■ **Prompt**: A single number is the answer here: the count of lines in the data below that include the word "Presence".

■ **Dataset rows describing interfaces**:
========

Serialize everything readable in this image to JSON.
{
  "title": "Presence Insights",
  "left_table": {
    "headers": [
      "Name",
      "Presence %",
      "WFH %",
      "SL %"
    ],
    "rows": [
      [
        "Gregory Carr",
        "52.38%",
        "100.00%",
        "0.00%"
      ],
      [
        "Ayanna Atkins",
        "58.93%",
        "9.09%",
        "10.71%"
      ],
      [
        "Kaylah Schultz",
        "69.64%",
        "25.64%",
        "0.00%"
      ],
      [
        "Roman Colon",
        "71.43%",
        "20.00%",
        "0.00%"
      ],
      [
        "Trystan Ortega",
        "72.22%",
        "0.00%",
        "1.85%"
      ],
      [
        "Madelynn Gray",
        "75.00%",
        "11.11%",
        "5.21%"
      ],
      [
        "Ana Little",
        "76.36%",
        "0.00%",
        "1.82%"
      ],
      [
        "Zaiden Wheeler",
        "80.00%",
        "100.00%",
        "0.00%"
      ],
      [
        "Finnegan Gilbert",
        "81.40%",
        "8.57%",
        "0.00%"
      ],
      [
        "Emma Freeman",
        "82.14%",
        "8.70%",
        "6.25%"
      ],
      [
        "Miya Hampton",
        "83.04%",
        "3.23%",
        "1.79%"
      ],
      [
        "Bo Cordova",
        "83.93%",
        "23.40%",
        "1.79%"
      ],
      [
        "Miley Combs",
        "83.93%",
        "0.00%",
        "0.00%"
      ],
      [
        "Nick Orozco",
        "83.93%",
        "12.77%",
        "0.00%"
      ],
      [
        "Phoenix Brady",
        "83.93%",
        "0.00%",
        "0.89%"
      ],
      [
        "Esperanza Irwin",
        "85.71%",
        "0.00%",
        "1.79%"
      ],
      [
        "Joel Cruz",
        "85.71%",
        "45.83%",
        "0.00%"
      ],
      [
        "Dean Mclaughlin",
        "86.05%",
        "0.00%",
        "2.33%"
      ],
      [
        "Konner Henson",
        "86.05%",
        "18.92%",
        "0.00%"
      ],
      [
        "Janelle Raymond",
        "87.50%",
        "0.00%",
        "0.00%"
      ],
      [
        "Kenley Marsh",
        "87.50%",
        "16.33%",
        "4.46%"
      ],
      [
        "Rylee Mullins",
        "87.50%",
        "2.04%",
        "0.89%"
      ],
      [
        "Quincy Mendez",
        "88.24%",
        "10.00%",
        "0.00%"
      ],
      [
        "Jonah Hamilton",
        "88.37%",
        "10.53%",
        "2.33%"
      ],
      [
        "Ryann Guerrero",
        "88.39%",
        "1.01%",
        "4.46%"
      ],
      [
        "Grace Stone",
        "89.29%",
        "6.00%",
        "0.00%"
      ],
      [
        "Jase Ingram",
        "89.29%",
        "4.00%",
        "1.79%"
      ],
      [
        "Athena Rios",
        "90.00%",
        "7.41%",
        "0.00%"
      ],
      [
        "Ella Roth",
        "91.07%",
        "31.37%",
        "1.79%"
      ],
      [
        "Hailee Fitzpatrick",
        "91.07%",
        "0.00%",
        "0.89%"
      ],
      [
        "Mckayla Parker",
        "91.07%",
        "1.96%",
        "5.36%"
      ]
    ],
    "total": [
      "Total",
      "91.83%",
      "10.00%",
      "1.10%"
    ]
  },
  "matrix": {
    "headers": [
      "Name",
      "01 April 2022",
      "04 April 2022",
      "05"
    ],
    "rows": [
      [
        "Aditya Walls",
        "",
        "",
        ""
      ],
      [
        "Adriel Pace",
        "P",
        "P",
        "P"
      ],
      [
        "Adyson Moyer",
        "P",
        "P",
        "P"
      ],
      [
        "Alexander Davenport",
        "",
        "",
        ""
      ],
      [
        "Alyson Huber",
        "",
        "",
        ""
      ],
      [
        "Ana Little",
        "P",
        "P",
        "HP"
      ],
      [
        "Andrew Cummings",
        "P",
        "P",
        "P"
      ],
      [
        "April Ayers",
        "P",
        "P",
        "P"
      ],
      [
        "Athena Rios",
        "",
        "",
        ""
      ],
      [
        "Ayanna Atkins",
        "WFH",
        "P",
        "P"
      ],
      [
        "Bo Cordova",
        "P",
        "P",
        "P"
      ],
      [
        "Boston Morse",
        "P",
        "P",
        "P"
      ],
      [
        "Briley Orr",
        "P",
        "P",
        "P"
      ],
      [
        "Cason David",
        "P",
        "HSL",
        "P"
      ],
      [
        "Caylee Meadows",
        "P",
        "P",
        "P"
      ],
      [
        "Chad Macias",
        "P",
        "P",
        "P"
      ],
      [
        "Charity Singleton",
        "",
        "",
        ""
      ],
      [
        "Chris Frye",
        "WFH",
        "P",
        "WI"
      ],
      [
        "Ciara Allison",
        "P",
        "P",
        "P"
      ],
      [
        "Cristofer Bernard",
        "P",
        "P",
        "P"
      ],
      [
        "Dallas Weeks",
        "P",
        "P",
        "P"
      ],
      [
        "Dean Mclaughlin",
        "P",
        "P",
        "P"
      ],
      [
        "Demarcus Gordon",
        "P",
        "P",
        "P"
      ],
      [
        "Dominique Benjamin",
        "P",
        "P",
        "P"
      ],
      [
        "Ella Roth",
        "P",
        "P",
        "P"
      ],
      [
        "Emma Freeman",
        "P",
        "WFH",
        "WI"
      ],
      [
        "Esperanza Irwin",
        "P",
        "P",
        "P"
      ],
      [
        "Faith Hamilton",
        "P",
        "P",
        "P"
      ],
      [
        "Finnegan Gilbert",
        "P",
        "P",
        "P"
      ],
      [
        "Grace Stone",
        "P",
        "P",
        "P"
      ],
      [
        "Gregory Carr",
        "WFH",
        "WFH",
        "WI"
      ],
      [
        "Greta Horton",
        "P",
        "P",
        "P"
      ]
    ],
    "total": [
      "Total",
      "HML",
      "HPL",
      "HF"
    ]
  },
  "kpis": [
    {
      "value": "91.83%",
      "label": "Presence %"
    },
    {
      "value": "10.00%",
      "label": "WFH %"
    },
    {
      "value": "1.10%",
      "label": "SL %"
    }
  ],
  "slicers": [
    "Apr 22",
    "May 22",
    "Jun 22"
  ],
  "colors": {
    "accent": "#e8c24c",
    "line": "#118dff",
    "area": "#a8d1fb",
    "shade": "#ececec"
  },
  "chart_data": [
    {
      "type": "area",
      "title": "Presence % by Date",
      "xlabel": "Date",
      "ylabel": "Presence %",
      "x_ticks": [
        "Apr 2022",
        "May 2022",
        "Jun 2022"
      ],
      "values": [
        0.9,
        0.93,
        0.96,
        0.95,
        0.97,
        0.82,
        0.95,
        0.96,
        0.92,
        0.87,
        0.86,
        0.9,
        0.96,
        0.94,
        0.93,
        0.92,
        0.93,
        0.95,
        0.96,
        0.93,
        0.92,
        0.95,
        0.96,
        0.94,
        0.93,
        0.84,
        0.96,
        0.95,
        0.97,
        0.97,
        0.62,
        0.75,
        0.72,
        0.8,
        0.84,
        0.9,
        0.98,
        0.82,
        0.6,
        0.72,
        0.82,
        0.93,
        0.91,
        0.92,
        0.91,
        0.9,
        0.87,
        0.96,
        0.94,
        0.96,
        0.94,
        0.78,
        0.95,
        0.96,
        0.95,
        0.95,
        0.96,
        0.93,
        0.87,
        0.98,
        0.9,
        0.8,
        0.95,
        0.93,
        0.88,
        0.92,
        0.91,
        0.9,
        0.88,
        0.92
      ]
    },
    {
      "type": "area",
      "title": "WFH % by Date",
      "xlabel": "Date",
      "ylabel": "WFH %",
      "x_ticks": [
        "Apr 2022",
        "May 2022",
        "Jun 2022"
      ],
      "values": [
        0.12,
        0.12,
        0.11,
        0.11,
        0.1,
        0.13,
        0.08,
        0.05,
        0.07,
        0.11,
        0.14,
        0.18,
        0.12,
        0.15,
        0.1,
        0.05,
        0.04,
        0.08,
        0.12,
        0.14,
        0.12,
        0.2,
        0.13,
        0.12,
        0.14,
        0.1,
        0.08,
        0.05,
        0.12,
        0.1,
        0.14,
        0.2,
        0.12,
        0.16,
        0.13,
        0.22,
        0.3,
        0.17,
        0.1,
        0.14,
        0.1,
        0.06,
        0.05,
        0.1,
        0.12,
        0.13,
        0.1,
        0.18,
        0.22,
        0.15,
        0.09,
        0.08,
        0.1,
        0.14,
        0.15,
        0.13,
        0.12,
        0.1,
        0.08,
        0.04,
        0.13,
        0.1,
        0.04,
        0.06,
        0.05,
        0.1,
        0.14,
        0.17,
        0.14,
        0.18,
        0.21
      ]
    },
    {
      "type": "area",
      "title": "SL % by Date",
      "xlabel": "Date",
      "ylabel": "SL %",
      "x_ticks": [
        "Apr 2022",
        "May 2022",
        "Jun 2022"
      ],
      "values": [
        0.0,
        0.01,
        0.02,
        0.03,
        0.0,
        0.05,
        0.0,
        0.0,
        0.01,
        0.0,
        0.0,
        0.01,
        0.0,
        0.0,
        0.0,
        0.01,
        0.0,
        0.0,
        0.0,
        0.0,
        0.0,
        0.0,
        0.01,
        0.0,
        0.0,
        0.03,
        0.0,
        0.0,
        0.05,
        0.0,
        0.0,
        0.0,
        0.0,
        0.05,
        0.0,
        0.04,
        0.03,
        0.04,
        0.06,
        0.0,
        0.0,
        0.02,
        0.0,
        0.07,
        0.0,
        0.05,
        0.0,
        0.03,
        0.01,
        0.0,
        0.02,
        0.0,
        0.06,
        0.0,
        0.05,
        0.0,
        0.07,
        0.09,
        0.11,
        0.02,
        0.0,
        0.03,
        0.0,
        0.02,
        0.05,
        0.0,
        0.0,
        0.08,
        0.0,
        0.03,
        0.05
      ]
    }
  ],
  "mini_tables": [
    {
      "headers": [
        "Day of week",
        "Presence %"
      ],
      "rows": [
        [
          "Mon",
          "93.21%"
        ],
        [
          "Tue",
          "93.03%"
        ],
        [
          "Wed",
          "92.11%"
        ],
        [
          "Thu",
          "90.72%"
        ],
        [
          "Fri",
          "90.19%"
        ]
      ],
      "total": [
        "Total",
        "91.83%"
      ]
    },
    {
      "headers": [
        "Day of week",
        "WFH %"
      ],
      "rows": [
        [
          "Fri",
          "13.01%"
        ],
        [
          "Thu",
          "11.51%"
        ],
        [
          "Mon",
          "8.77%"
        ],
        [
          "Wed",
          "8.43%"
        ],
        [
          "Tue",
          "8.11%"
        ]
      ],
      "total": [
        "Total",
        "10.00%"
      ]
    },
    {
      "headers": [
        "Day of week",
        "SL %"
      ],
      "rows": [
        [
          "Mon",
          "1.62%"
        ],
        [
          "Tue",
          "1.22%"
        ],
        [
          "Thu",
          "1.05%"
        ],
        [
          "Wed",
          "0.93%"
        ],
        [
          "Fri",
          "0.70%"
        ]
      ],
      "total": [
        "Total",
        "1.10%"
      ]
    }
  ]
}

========

■ **Solution to this exercise**: 6